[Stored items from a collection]
-- -- --

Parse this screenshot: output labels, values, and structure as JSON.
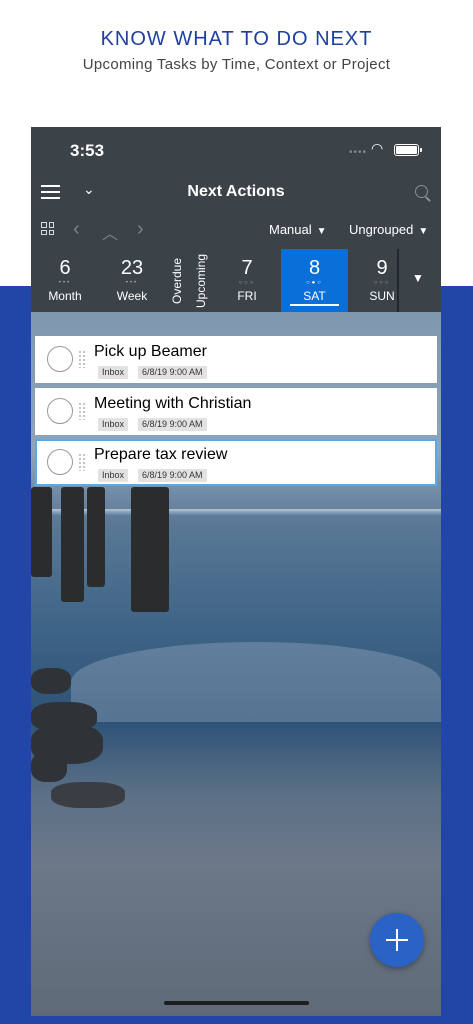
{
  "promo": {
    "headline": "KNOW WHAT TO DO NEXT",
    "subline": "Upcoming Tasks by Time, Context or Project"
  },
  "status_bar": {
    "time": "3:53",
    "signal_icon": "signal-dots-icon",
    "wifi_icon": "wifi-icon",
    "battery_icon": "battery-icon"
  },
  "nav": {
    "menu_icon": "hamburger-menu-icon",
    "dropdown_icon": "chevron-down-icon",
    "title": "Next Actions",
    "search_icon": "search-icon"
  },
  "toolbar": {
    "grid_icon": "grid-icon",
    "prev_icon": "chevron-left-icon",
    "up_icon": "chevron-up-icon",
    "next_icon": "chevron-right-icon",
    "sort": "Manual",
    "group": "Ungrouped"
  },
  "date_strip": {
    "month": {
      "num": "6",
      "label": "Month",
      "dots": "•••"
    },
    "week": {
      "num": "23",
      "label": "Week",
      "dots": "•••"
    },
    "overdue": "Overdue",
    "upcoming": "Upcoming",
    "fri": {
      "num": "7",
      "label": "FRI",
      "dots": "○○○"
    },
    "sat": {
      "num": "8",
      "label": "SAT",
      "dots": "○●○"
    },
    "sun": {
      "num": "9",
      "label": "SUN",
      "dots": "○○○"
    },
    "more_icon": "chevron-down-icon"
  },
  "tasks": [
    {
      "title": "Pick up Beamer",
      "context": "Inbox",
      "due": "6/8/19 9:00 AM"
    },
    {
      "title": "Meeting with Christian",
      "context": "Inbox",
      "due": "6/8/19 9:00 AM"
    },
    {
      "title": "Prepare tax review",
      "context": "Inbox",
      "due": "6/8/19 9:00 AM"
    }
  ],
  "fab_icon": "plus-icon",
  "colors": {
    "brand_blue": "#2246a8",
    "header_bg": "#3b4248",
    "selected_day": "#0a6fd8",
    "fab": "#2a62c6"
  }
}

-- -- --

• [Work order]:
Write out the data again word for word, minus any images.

• [Answer to the exercise]:
Parse this screenshot: output labels, values, and structure as JSON.
{
  "promo": {
    "headline": "KNOW WHAT TO DO NEXT",
    "subline": "Upcoming Tasks by Time, Context or Project"
  },
  "status_bar": {
    "time": "3:53",
    "signal_icon": "signal-dots-icon",
    "wifi_icon": "wifi-icon",
    "battery_icon": "battery-icon"
  },
  "nav": {
    "menu_icon": "hamburger-menu-icon",
    "dropdown_icon": "chevron-down-icon",
    "title": "Next Actions",
    "search_icon": "search-icon"
  },
  "toolbar": {
    "grid_icon": "grid-icon",
    "prev_icon": "chevron-left-icon",
    "up_icon": "chevron-up-icon",
    "next_icon": "chevron-right-icon",
    "sort": "Manual",
    "group": "Ungrouped"
  },
  "date_strip": {
    "month": {
      "num": "6",
      "label": "Month",
      "dots": "•••"
    },
    "week": {
      "num": "23",
      "label": "Week",
      "dots": "•••"
    },
    "overdue": "Overdue",
    "upcoming": "Upcoming",
    "fri": {
      "num": "7",
      "label": "FRI",
      "dots": "○○○"
    },
    "sat": {
      "num": "8",
      "label": "SAT",
      "dots": "○●○"
    },
    "sun": {
      "num": "9",
      "label": "SUN",
      "dots": "○○○"
    },
    "more_icon": "chevron-down-icon"
  },
  "tasks": [
    {
      "title": "Pick up Beamer",
      "context": "Inbox",
      "due": "6/8/19 9:00 AM"
    },
    {
      "title": "Meeting with Christian",
      "context": "Inbox",
      "due": "6/8/19 9:00 AM"
    },
    {
      "title": "Prepare tax review",
      "context": "Inbox",
      "due": "6/8/19 9:00 AM"
    }
  ],
  "fab_icon": "plus-icon",
  "colors": {
    "brand_blue": "#2246a8",
    "header_bg": "#3b4248",
    "selected_day": "#0a6fd8",
    "fab": "#2a62c6"
  }
}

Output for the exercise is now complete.